Replace PM, professionals urge Palace
Lawyers, journalists mount bid to unseat Thaksin
Lawyers and media professionals yesterday issued a statement urging the public to support a move to petition for royal intervention to appoint a
prime minister to replace Thaksin Shinawatra.
The statement, endorsed by the Law Society of Thailand and the Press Council of Thailand, said Thaksin should resign immediately in order to pave way for the royal intervention as set out in Article 7 of the Constitution.
"Thaksin should quit so that Article 7 can be invoked to restore peace in society," said Banyat Thasaneeyavet, chairwoman of the press council.
Law Society of Thailand chairman Det-udom Krairit said Thaksin's leadership was flawed and his decision to dissolve the House of Representative had driven a wedge into society on an unprecedented scale.
"Article 7 is expected to seal cracks in society and pave the way for the checks on Thaksin's alleged misrule," Det-udom said.
If the political turmoil persists, violence might break out with tragic consequences, he said.
Warring parties appeared reluctant to compromise even though Privy Council president General Prem Tinsulanonda had urged them to do so, he added.

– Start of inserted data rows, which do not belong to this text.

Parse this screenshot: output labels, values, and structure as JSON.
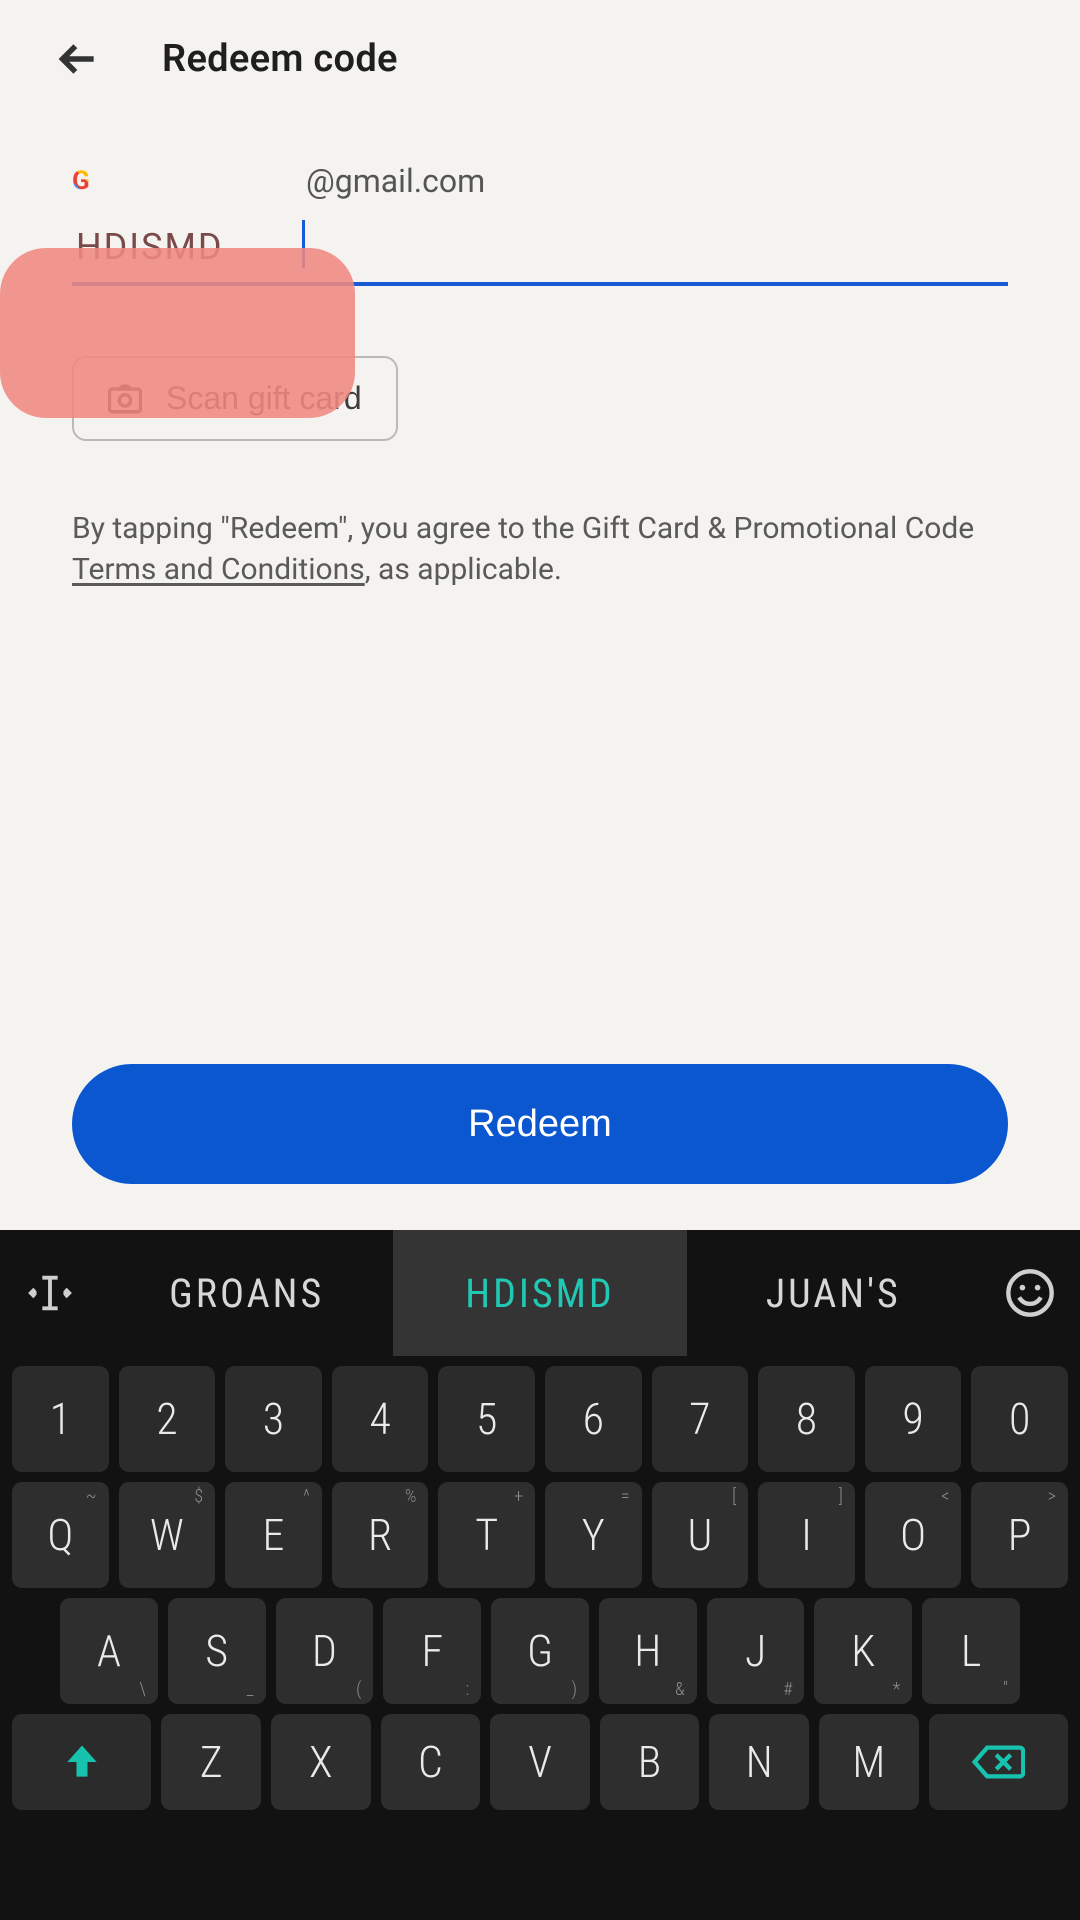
{
  "appbar": {
    "title": "Redeem code"
  },
  "account": {
    "email_suffix": "@gmail.com"
  },
  "code_input": {
    "value": "HDISMD"
  },
  "scan_button": {
    "label": "Scan gift card"
  },
  "legal": {
    "prefix": "By tapping \"Redeem\", you agree to the Gift Card & Promotional Code ",
    "terms_link": "Terms and Conditions",
    "suffix": ", as applicable."
  },
  "redeem_button": {
    "label": "Redeem"
  },
  "keyboard": {
    "suggestions": [
      "GROANS",
      "HDISMD",
      "JUAN'S"
    ],
    "active_suggestion_index": 1,
    "row_numbers": [
      "1",
      "2",
      "3",
      "4",
      "5",
      "6",
      "7",
      "8",
      "9",
      "0"
    ],
    "row_qwerty": [
      "Q",
      "W",
      "E",
      "R",
      "T",
      "Y",
      "U",
      "I",
      "O",
      "P"
    ],
    "row_qwerty_hints": [
      "~",
      "$",
      "^",
      "%",
      "+",
      "=",
      "[",
      "]",
      "<",
      ">"
    ],
    "row_home": [
      "A",
      "S",
      "D",
      "F",
      "G",
      "H",
      "J",
      "K",
      "L"
    ],
    "row_home_hints_bot": [
      "\\",
      "_",
      "(",
      ":",
      ")",
      "&",
      "#",
      "*",
      "\""
    ],
    "row_bottom": [
      "Z",
      "X",
      "C",
      "V",
      "B",
      "N",
      "M"
    ]
  }
}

The possibility of bloodshed is worrisome, and it is necessary that the Privy Council should petition for royal intervention to pre-empt a tragedy, he said.
"The Black May incident in 1992 set a precedent for royal intervention to rectify political maladies, but this time relevant parties should not wait till blood is spilt," he said, referring to the royal directive in 1992 to warring sides to map out a solution rather than confront each other.
Press Council adviser Pongsak Payakavichien said Thaksin was trying to cling to power as shield for his wrongdoings, including the Shin Corp sell-off, which was seen as selling national assets, in the form of concessions, to foreigners.
Pongsak called on the civil service to detach itself from the government and
join the people in seeking royal intervention.
He said the people should rally behind the proposal for royal intervention. A neutral prime minister appointed by His Majesty the King could be expected to untangle the problems, and Thaksin would have a chance to clear his name, he added.
Media scholar Ubonrat Siriyuwasak
said the Press Council was right to speak out.
"All professions have the right to say where they stand. The Press Council statement will not prejudice news coverage," said Ubonrat, who has campaigned for media ethics.
However, Ubonrat said the situation was not critical enough to warrant implementing Article 7.